### EXERCISE BRIEF
Repeat every record exactly as written, but leave out the pictures.

-----

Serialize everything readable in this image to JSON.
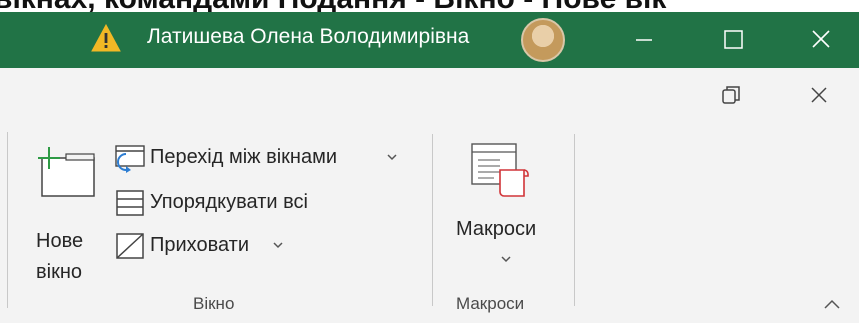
{
  "background_caption": "вікнах, командами Подання - Вікно - Нове вік",
  "titlebar": {
    "user_name": "Латишева Олена Володимирівна",
    "accent": "#217346"
  },
  "ribbon": {
    "groups": [
      {
        "label": "Вікно",
        "new_window": {
          "line1": "Нове",
          "line2": "вікно"
        },
        "switch_windows": "Перехід між вікнами",
        "arrange_all": "Упорядкувати всі",
        "hide": "Приховати"
      },
      {
        "label": "Макроси",
        "macros": "Макроси"
      }
    ]
  },
  "icons": [
    "warning-icon",
    "avatar",
    "minimize-icon",
    "maximize-icon",
    "close-icon",
    "restore-icon",
    "new-window-icon",
    "switch-windows-icon",
    "arrange-all-icon",
    "hide-icon",
    "macros-icon",
    "chevron-down-icon",
    "collapse-ribbon-icon"
  ]
}
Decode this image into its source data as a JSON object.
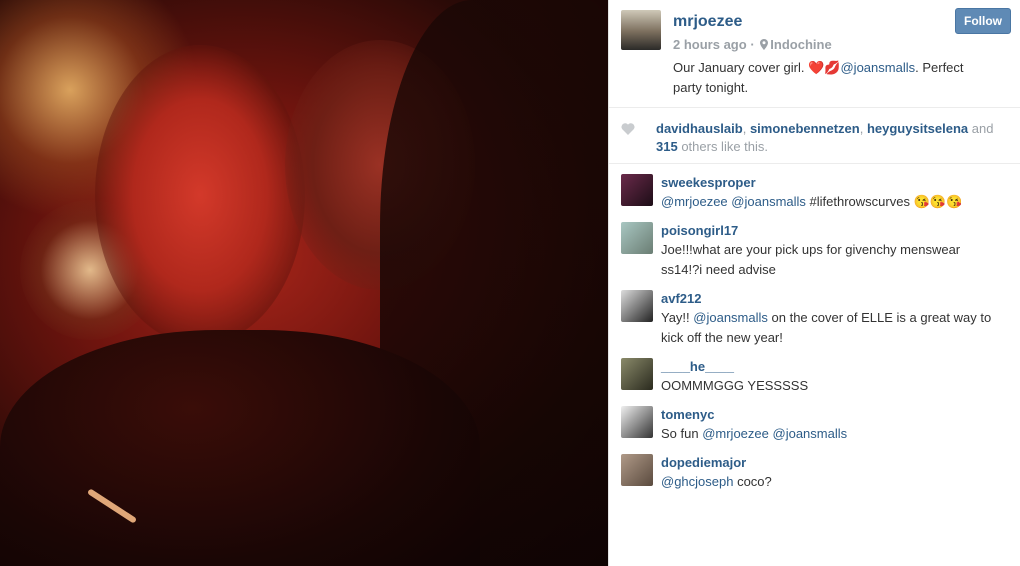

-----

### RESPONSE TO THIS EXERCISE
Serialize everything readable in this image to JSON.
{
  "background_caption": "вікнах, командами Подання - Вікно - Нове вік",
  "titlebar": {
    "user_name": "Латишева Олена Володимирівна",
    "accent": "#217346"
  },
  "ribbon": {
    "groups": [
      {
        "label": "Вікно",
        "new_window": {
          "line1": "Нове",
          "line2": "вікно"
        },
        "switch_windows": "Перехід між вікнами",
        "arrange_all": "Упорядкувати всі",
        "hide": "Приховати"
      },
      {
        "label": "Макроси",
        "macros": "Макроси"
      }
    ]
  },
  "icons": [
    "warning-icon",
    "avatar",
    "minimize-icon",
    "maximize-icon",
    "close-icon",
    "restore-icon",
    "new-window-icon",
    "switch-windows-icon",
    "arrange-all-icon",
    "hide-icon",
    "macros-icon",
    "chevron-down-icon",
    "collapse-ribbon-icon"
  ]
}
Decode this image into its source data as a JSON object.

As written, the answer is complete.